To mark the passing of Andrew Wyeth yesterday, I’d like to focus on just one aspect of his paintings: his instinct for removing elements from his compositions.
When he started planning “Groundhog Day,” above, there was a German Shepherd and a figure in the foreground, instead of a table setting.
Wyeth recalled, “I kept working on the dog and then I started doing the window. Then the dog disappeared.”
He got interested in the table and the wallpaper. “Then the dog came back,” he said. He worked restlessly on the image, and then decided to remove the dog for good, keeping the memory of the dog in “the ragged, chopped, sharp sliver part of the log,” and the knife on the table, which for him represented the dog’s fangs.
Wyeth believed that elements that he removed from a picture still remained as a phantom presence.
Howard Pyle, his father’s teacher, once said, “No one will ever shoot you for what you leave out of a picture.”

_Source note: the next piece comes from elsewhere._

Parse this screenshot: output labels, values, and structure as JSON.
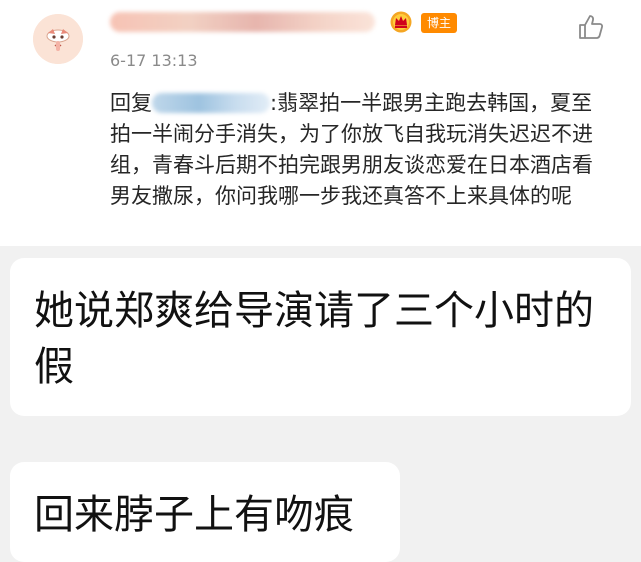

In the painting “Brown Swiss,” (detail, above) Wyeth deleted the windows from the left side of the Kuerner’s farmhouse, as evidenced by the photo of the actual building. He also erased or downplayed the stone wall and the road below the house.
Other artists in the past have recognized the power of eliminating elements. When Rembrandt began to develop his etching “Ecce Homo: Christ Presented to the People,” in 1655 (left), he crowded the scene with figures. Later he realized that the image would have more power if he burnished out most of the crowd. The final state of the etching (right) takes on more drama with less baggage.
Andrew Wyeth has gotten up from the table and left behind an empty chair. But his impish spirit will forever haunt the space and the silence.
There's a good sum-up of Wyeth's career at Charley Parker's blog Lines and Colors.
Michael Kimmelman's obituary in the New York Times, link.